*PROBLEM TO WORK ON*: In the records below, find each line containing the word "JSON" and copy it.

*-*-*

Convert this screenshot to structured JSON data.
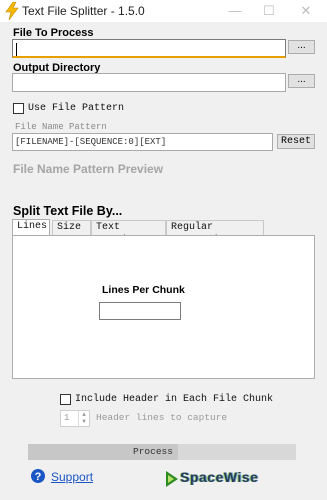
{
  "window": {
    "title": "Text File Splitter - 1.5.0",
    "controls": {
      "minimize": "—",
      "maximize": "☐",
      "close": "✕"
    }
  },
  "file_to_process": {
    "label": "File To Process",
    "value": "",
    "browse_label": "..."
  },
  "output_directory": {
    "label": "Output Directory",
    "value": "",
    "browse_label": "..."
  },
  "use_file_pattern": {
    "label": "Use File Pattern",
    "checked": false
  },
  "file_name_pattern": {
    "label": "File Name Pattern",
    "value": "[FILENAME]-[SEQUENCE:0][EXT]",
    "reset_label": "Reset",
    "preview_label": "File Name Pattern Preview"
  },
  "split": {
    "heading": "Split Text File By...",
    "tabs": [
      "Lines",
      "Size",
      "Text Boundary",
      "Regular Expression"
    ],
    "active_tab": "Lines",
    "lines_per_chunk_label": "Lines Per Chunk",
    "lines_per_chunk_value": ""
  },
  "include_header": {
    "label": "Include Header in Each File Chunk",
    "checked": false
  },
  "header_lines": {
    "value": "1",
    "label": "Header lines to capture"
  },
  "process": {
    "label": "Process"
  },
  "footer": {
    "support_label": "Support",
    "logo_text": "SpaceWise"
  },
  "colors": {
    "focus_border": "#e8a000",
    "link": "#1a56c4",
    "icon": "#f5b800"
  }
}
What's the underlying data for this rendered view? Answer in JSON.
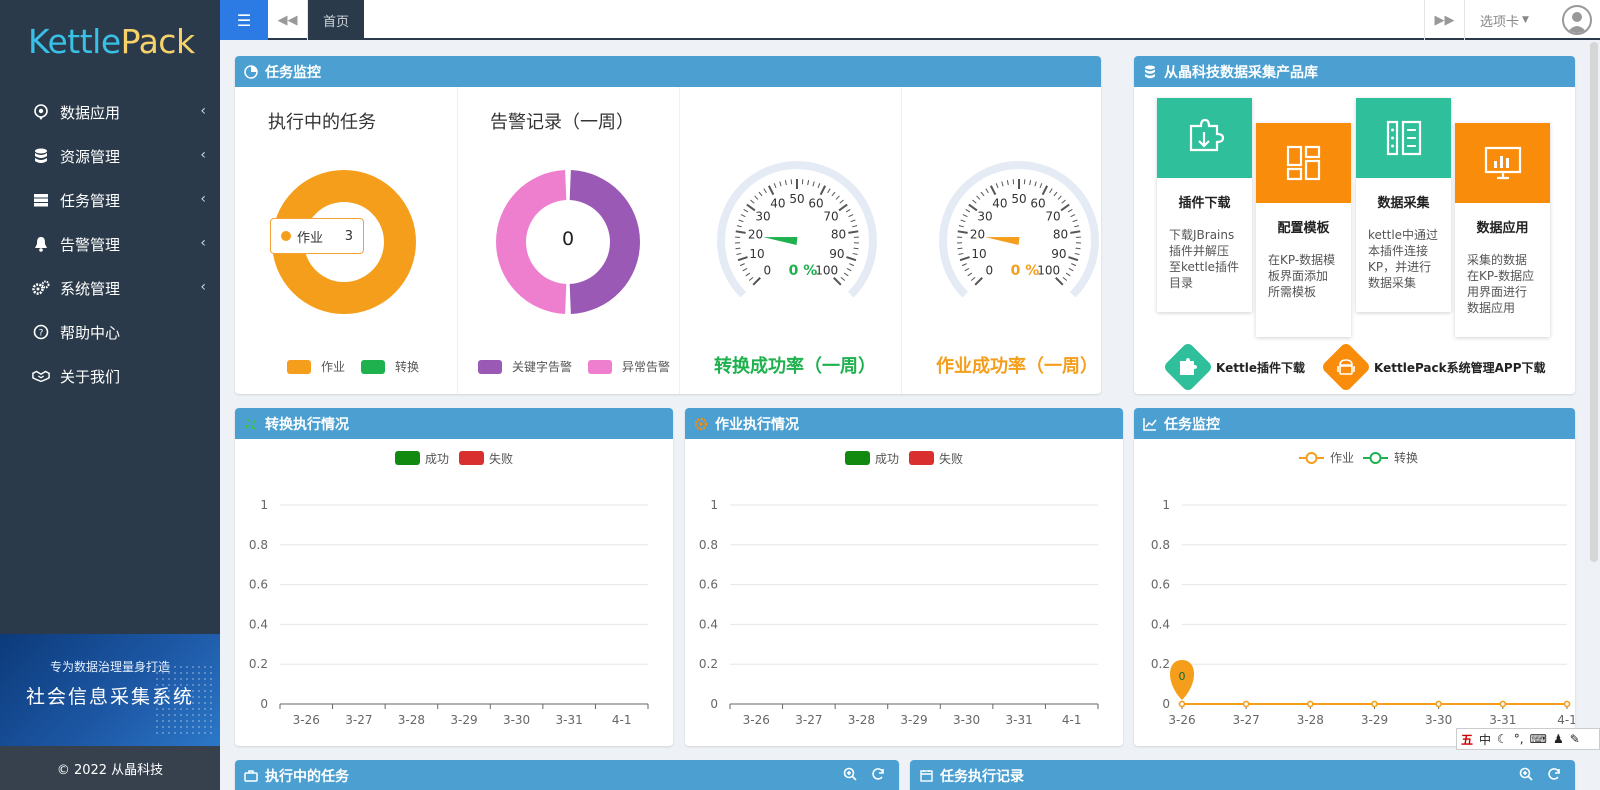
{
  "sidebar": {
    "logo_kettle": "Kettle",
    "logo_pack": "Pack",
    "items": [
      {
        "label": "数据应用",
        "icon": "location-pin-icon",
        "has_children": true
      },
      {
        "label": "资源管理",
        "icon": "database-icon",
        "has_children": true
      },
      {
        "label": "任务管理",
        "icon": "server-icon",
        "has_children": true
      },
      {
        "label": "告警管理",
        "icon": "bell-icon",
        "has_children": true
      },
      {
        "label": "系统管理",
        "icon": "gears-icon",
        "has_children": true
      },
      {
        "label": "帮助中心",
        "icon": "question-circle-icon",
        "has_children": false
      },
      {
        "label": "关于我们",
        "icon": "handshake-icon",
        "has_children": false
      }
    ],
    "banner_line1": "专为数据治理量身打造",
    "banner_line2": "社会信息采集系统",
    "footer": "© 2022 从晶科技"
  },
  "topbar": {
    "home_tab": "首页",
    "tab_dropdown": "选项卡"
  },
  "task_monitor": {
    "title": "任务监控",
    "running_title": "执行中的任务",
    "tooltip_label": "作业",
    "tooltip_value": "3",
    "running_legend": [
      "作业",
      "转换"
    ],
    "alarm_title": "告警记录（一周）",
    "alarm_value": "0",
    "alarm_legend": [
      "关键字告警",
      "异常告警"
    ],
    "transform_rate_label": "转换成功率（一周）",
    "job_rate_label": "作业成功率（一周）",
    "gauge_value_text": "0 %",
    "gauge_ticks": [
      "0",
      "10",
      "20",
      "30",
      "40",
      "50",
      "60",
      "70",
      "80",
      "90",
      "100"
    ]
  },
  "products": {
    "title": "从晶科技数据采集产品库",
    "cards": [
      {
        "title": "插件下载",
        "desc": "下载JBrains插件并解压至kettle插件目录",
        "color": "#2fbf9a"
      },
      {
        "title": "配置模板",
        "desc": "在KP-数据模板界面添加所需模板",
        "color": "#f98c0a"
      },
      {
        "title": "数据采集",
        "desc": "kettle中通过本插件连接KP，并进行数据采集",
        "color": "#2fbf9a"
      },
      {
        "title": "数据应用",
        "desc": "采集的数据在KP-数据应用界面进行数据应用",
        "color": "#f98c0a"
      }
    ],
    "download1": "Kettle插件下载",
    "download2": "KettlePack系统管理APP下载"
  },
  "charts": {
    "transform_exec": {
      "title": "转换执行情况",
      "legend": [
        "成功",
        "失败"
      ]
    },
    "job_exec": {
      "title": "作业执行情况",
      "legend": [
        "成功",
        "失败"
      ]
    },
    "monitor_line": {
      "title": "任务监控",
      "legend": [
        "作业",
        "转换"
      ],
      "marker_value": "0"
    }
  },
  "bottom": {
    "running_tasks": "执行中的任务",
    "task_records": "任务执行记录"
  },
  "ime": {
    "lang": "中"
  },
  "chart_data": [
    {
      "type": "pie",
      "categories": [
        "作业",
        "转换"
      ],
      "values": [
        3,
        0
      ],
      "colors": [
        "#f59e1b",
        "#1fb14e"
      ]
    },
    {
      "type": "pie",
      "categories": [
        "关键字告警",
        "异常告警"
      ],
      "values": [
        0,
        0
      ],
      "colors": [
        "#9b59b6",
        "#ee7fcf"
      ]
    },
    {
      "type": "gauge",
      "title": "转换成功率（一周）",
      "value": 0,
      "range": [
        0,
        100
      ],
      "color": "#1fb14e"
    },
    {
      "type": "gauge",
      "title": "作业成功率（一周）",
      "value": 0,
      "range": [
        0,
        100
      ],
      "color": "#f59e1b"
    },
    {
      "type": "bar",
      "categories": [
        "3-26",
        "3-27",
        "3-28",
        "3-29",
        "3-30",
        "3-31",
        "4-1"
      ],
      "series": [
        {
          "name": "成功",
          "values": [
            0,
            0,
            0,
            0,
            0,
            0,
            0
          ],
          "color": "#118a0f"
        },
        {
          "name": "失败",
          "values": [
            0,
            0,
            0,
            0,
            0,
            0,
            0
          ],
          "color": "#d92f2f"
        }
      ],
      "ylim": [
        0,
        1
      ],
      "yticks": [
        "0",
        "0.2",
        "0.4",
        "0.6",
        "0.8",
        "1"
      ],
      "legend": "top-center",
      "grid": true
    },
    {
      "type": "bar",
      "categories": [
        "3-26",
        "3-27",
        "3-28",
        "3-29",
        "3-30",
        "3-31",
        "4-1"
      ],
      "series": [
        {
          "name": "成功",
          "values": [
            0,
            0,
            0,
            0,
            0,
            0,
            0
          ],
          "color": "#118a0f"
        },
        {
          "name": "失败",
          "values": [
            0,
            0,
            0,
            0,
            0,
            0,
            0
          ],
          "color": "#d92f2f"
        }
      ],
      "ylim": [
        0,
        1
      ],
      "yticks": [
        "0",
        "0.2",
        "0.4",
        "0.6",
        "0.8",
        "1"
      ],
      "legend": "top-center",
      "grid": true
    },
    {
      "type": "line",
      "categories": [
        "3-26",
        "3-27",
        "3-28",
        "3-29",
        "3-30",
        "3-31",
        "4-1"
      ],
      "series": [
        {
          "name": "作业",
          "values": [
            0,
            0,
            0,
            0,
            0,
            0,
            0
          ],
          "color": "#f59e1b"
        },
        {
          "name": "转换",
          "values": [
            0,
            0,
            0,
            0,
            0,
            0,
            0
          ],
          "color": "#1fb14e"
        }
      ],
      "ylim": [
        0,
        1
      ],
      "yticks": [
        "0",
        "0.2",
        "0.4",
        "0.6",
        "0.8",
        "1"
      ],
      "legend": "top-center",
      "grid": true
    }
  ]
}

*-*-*

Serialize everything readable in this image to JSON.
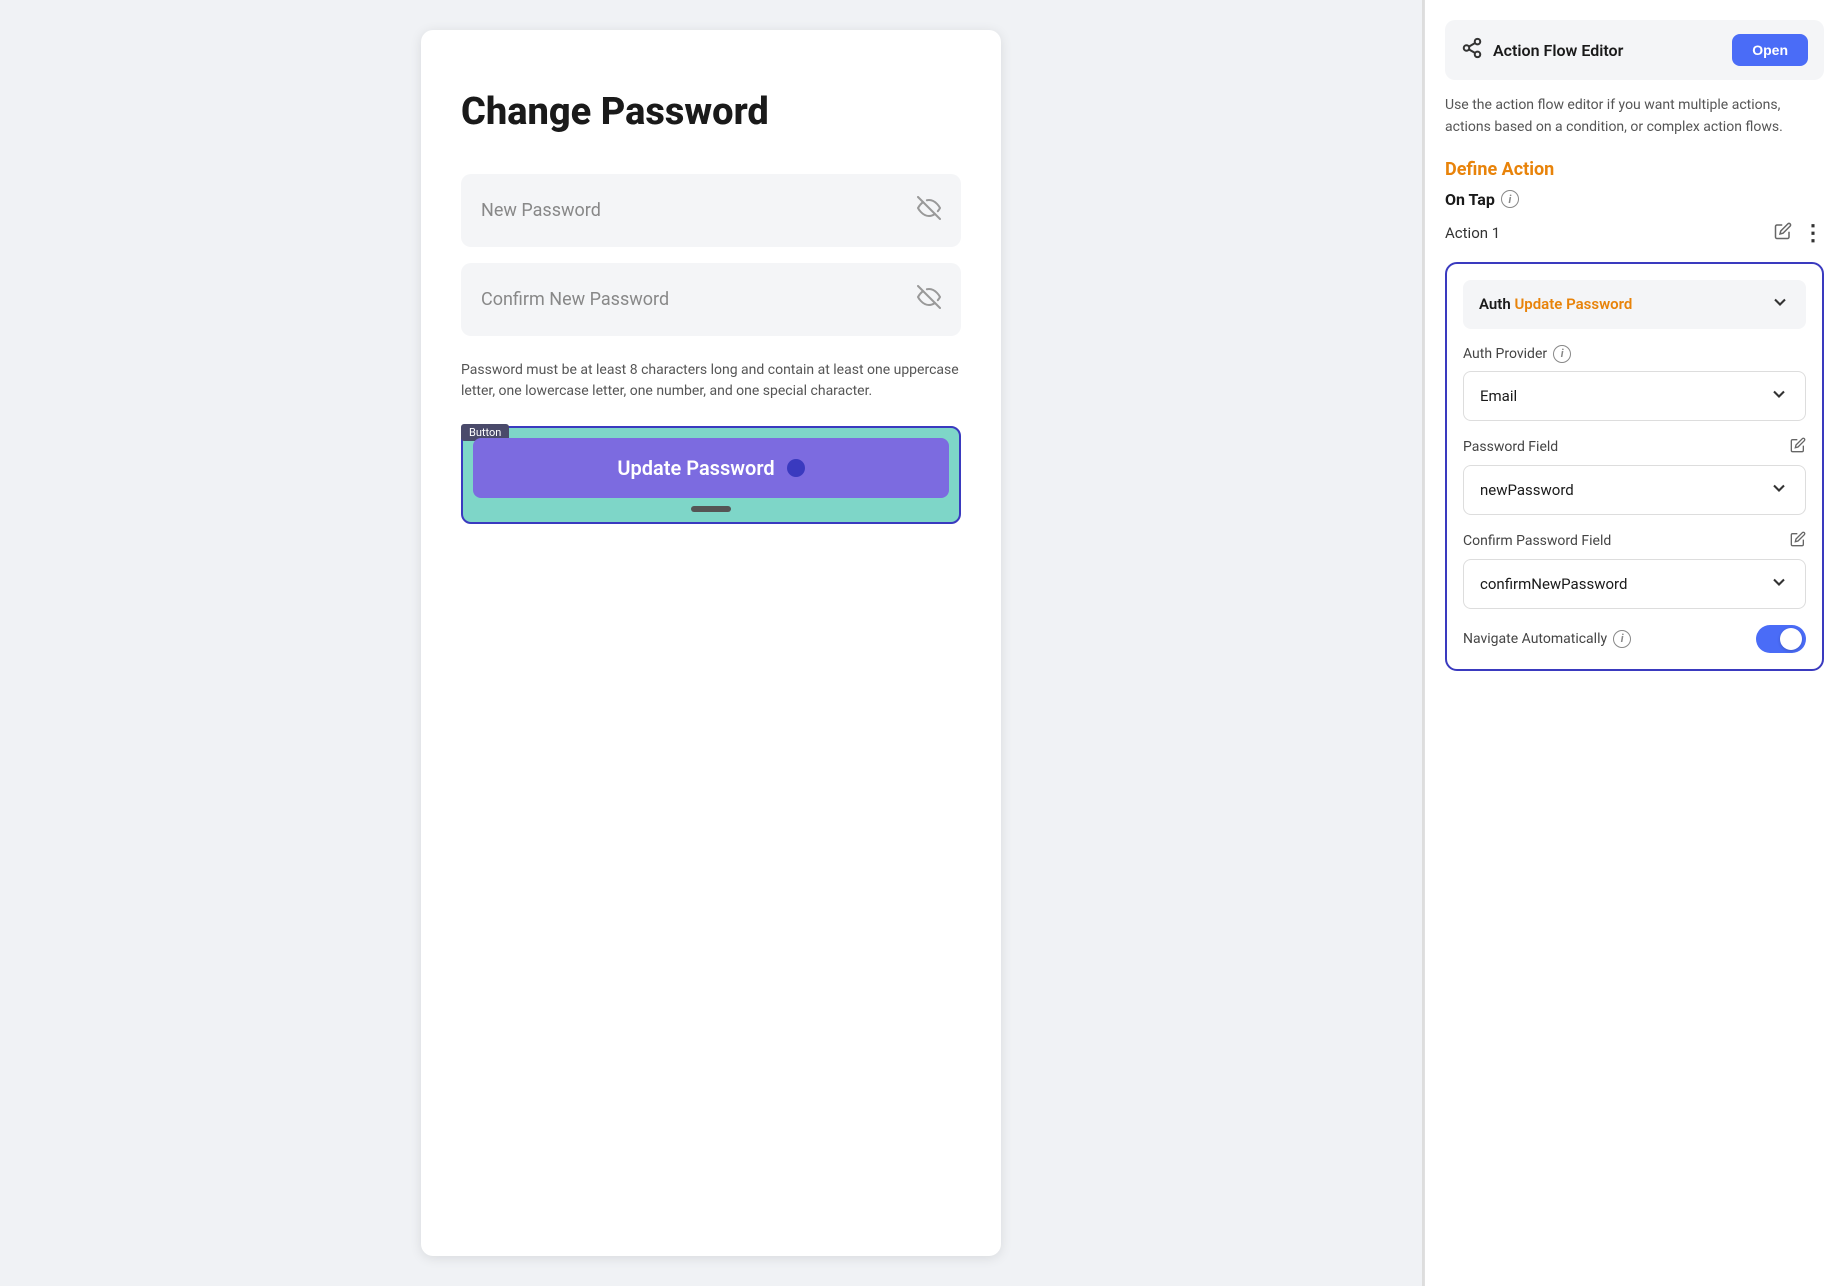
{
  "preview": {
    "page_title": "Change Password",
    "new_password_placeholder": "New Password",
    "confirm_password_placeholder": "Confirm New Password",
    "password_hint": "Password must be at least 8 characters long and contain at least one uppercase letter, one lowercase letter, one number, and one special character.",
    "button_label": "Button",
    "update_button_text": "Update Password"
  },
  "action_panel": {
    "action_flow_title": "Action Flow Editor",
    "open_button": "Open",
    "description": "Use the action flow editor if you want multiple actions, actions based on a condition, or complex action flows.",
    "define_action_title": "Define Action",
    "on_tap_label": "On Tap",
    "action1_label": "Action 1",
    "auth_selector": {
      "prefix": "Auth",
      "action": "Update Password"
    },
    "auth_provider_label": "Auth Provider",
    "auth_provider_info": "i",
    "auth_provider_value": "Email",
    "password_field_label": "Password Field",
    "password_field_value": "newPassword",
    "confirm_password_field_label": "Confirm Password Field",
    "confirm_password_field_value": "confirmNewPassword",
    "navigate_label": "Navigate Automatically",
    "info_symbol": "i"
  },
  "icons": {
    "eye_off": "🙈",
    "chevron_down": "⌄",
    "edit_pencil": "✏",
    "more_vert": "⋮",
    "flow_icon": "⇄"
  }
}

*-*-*

*SOLUTION TO THIS EXERCISE*:
Convert this screenshot to structured JSON data.
What's the underlying data for this rendered view? Answer in JSON.
Serialize everything readable in this image to JSON.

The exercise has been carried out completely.